Would you please restate all of the entries exactly, apart from the pictures?

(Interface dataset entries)
+===+
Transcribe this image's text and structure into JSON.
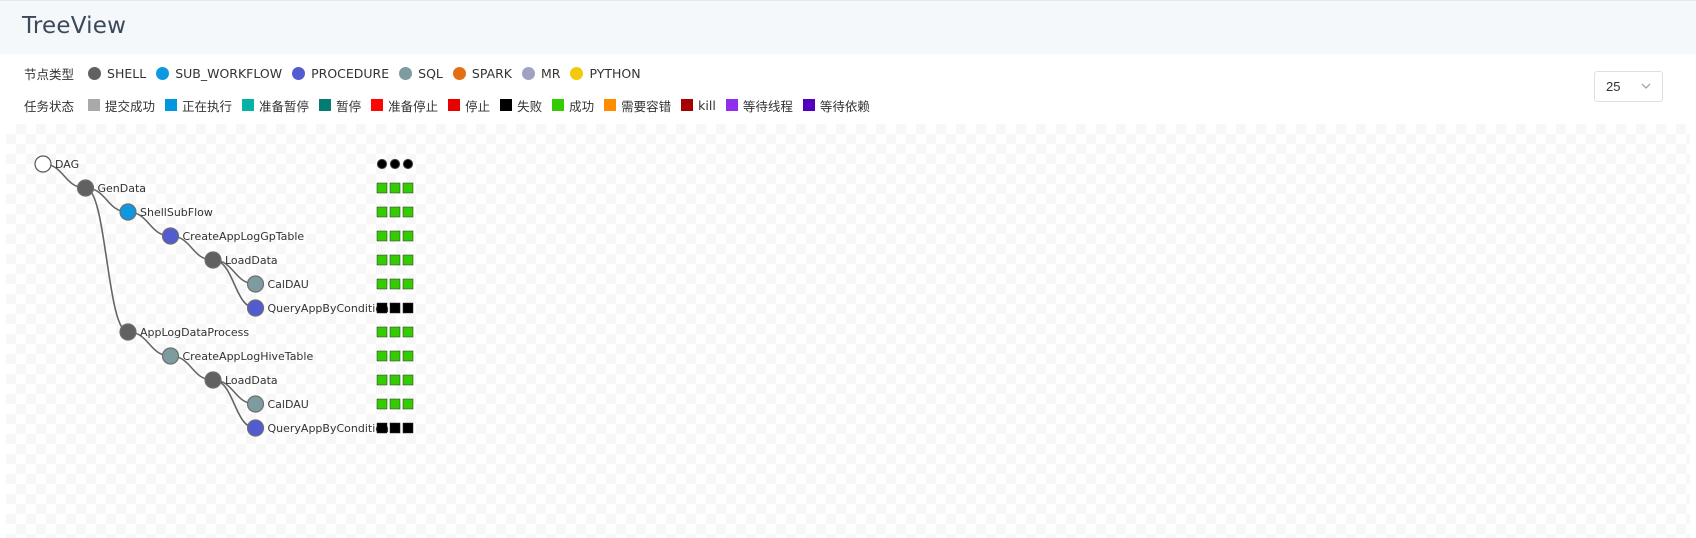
{
  "header": {
    "title": "TreeView"
  },
  "legend": {
    "node_types_label": "节点类型",
    "node_types": [
      {
        "name": "SHELL",
        "color": "#616161"
      },
      {
        "name": "SUB_WORKFLOW",
        "color": "#0d99e2"
      },
      {
        "name": "PROCEDURE",
        "color": "#525cd0"
      },
      {
        "name": "SQL",
        "color": "#7e9ba0"
      },
      {
        "name": "SPARK",
        "color": "#e46f13"
      },
      {
        "name": "MR",
        "color": "#9ea3c4"
      },
      {
        "name": "PYTHON",
        "color": "#f2ca0b"
      }
    ],
    "task_states_label": "任务状态",
    "task_states": [
      {
        "name": "提交成功",
        "color": "#a9a9a9"
      },
      {
        "name": "正在执行",
        "color": "#0097e0"
      },
      {
        "name": "准备暂停",
        "color": "#07b1a3"
      },
      {
        "name": "暂停",
        "color": "#057c72"
      },
      {
        "name": "准备停止",
        "color": "#fe0402"
      },
      {
        "name": "停止",
        "color": "#e90101"
      },
      {
        "name": "失败",
        "color": "#000000"
      },
      {
        "name": "成功",
        "color": "#33cc00"
      },
      {
        "name": "需要容错",
        "color": "#ff8c00"
      },
      {
        "name": "kill",
        "color": "#a70202"
      },
      {
        "name": "等待线程",
        "color": "#912eed"
      },
      {
        "name": "等待依赖",
        "color": "#5101be"
      }
    ]
  },
  "limit_select": {
    "value": "25"
  },
  "tree": {
    "nodes": [
      {
        "label": "DAG",
        "type": "root",
        "depth": 0,
        "parent": null,
        "states": [
          "root",
          "root",
          "root"
        ]
      },
      {
        "label": "GenData",
        "type": "SHELL",
        "depth": 1,
        "parent": 0,
        "states": [
          "成功",
          "成功",
          "成功"
        ]
      },
      {
        "label": "ShellSubFlow",
        "type": "SUB_WORKFLOW",
        "depth": 2,
        "parent": 1,
        "states": [
          "成功",
          "成功",
          "成功"
        ]
      },
      {
        "label": "CreateAppLogGpTable",
        "type": "PROCEDURE",
        "depth": 3,
        "parent": 2,
        "states": [
          "成功",
          "成功",
          "成功"
        ]
      },
      {
        "label": "LoadData",
        "type": "SHELL",
        "depth": 4,
        "parent": 3,
        "states": [
          "成功",
          "成功",
          "成功"
        ]
      },
      {
        "label": "CalDAU",
        "type": "SQL",
        "depth": 5,
        "parent": 4,
        "states": [
          "成功",
          "成功",
          "成功"
        ]
      },
      {
        "label": "QueryAppByCondition",
        "type": "PROCEDURE",
        "depth": 5,
        "parent": 4,
        "states": [
          "失败",
          "失败",
          "失败"
        ]
      },
      {
        "label": "AppLogDataProcess",
        "type": "SHELL",
        "depth": 2,
        "parent": 1,
        "states": [
          "成功",
          "成功",
          "成功"
        ]
      },
      {
        "label": "CreateAppLogHiveTable",
        "type": "SQL",
        "depth": 3,
        "parent": 7,
        "states": [
          "成功",
          "成功",
          "成功"
        ]
      },
      {
        "label": "LoadData",
        "type": "SHELL",
        "depth": 4,
        "parent": 8,
        "states": [
          "成功",
          "成功",
          "成功"
        ]
      },
      {
        "label": "CalDAU",
        "type": "SQL",
        "depth": 5,
        "parent": 9,
        "states": [
          "成功",
          "成功",
          "成功"
        ]
      },
      {
        "label": "QueryAppByCondition",
        "type": "PROCEDURE",
        "depth": 5,
        "parent": 9,
        "states": [
          "失败",
          "失败",
          "失败"
        ]
      }
    ]
  }
}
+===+
Reply to the task:
Transcribe this image's text and structure into JSON.
{
  "header": {
    "title": "TreeView"
  },
  "legend": {
    "node_types_label": "节点类型",
    "node_types": [
      {
        "name": "SHELL",
        "color": "#616161"
      },
      {
        "name": "SUB_WORKFLOW",
        "color": "#0d99e2"
      },
      {
        "name": "PROCEDURE",
        "color": "#525cd0"
      },
      {
        "name": "SQL",
        "color": "#7e9ba0"
      },
      {
        "name": "SPARK",
        "color": "#e46f13"
      },
      {
        "name": "MR",
        "color": "#9ea3c4"
      },
      {
        "name": "PYTHON",
        "color": "#f2ca0b"
      }
    ],
    "task_states_label": "任务状态",
    "task_states": [
      {
        "name": "提交成功",
        "color": "#a9a9a9"
      },
      {
        "name": "正在执行",
        "color": "#0097e0"
      },
      {
        "name": "准备暂停",
        "color": "#07b1a3"
      },
      {
        "name": "暂停",
        "color": "#057c72"
      },
      {
        "name": "准备停止",
        "color": "#fe0402"
      },
      {
        "name": "停止",
        "color": "#e90101"
      },
      {
        "name": "失败",
        "color": "#000000"
      },
      {
        "name": "成功",
        "color": "#33cc00"
      },
      {
        "name": "需要容错",
        "color": "#ff8c00"
      },
      {
        "name": "kill",
        "color": "#a70202"
      },
      {
        "name": "等待线程",
        "color": "#912eed"
      },
      {
        "name": "等待依赖",
        "color": "#5101be"
      }
    ]
  },
  "limit_select": {
    "value": "25"
  },
  "tree": {
    "nodes": [
      {
        "label": "DAG",
        "type": "root",
        "depth": 0,
        "parent": null,
        "states": [
          "root",
          "root",
          "root"
        ]
      },
      {
        "label": "GenData",
        "type": "SHELL",
        "depth": 1,
        "parent": 0,
        "states": [
          "成功",
          "成功",
          "成功"
        ]
      },
      {
        "label": "ShellSubFlow",
        "type": "SUB_WORKFLOW",
        "depth": 2,
        "parent": 1,
        "states": [
          "成功",
          "成功",
          "成功"
        ]
      },
      {
        "label": "CreateAppLogGpTable",
        "type": "PROCEDURE",
        "depth": 3,
        "parent": 2,
        "states": [
          "成功",
          "成功",
          "成功"
        ]
      },
      {
        "label": "LoadData",
        "type": "SHELL",
        "depth": 4,
        "parent": 3,
        "states": [
          "成功",
          "成功",
          "成功"
        ]
      },
      {
        "label": "CalDAU",
        "type": "SQL",
        "depth": 5,
        "parent": 4,
        "states": [
          "成功",
          "成功",
          "成功"
        ]
      },
      {
        "label": "QueryAppByCondition",
        "type": "PROCEDURE",
        "depth": 5,
        "parent": 4,
        "states": [
          "失败",
          "失败",
          "失败"
        ]
      },
      {
        "label": "AppLogDataProcess",
        "type": "SHELL",
        "depth": 2,
        "parent": 1,
        "states": [
          "成功",
          "成功",
          "成功"
        ]
      },
      {
        "label": "CreateAppLogHiveTable",
        "type": "SQL",
        "depth": 3,
        "parent": 7,
        "states": [
          "成功",
          "成功",
          "成功"
        ]
      },
      {
        "label": "LoadData",
        "type": "SHELL",
        "depth": 4,
        "parent": 8,
        "states": [
          "成功",
          "成功",
          "成功"
        ]
      },
      {
        "label": "CalDAU",
        "type": "SQL",
        "depth": 5,
        "parent": 9,
        "states": [
          "成功",
          "成功",
          "成功"
        ]
      },
      {
        "label": "QueryAppByCondition",
        "type": "PROCEDURE",
        "depth": 5,
        "parent": 9,
        "states": [
          "失败",
          "失败",
          "失败"
        ]
      }
    ]
  }
}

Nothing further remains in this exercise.